Former Vogue editor Alexandra Shulman set Instagram alight with a bikini selfie that surely wouldn’t make the pages of most glossy magazines. Devoid of airbrushing and filters, the candid pose showed a 59-year-old woman in all her glory, and attracted thousands of likes.
Celebrity buddies lined up to praise Ms Shulman for her ‘bravery’ at posting a #bikinigate photo showing a ‘real’ woman’s body, but then this is the lady who last year insisted on delivering an issue of the top title using no models, only ‘ordinary’ women.
Meanwhile one such ordinary mum Jen Moonie-Dalton from London found herself in the media spotlight after posting on Facebook her displeasure at the selection of school shoes available to girls.
While boys have a range of sturdy footwear to enable them to run, climb and play, Ms Moonie-Dalton accuses the high street giant of #everydaysexism for offering ballet flats with flimsy soles for the girls.
She wrote: “What messages are you giving to my daughter?
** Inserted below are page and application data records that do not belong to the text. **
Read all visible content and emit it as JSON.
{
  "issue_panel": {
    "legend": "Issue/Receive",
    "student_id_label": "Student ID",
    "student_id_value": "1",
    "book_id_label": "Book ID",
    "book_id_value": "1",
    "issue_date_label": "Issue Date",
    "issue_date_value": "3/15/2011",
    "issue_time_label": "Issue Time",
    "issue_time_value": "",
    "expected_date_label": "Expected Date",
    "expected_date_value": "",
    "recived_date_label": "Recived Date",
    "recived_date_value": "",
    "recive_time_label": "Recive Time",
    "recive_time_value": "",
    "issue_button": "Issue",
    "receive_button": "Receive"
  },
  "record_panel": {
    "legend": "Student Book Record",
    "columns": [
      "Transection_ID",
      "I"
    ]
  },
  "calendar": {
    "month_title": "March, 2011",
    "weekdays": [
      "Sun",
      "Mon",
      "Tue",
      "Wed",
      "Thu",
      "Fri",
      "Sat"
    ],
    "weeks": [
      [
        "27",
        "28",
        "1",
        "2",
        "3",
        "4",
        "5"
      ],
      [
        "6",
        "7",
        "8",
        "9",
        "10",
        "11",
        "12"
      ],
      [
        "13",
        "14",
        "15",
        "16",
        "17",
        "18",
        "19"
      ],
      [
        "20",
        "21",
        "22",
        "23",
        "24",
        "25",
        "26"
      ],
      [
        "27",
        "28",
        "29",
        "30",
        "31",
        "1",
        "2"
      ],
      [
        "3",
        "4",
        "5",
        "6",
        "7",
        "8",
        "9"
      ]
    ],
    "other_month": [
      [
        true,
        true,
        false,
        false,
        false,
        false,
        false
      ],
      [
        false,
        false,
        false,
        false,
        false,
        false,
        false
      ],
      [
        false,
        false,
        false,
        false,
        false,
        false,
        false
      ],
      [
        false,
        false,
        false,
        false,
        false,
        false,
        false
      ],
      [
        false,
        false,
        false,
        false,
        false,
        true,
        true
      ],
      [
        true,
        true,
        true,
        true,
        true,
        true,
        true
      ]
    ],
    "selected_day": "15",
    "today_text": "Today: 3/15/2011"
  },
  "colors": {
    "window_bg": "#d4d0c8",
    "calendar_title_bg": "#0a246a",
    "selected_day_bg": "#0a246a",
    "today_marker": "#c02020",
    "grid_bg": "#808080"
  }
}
That she doesn’t deserve shoes that put her on equal ‘footing’ with her male peers? That she should be satisfied with looking stylish whilst the boys are free to play and achieve in comfort?”
Her post has been shared almost 16,000 times and, while there are a fair few people who disagree with her point, it has encouraged more to join the debate on the longer term impact of gender stereotyping of children’s clothing.
Together, these ladies have – by taking control of the debate with their own social media content – highlighted the wider issues of how the appearance of women affects their status in society.
Along which path we might, one day, help to empower those girls who could otherwise fall prey to those who would exploit their vulnerabilities.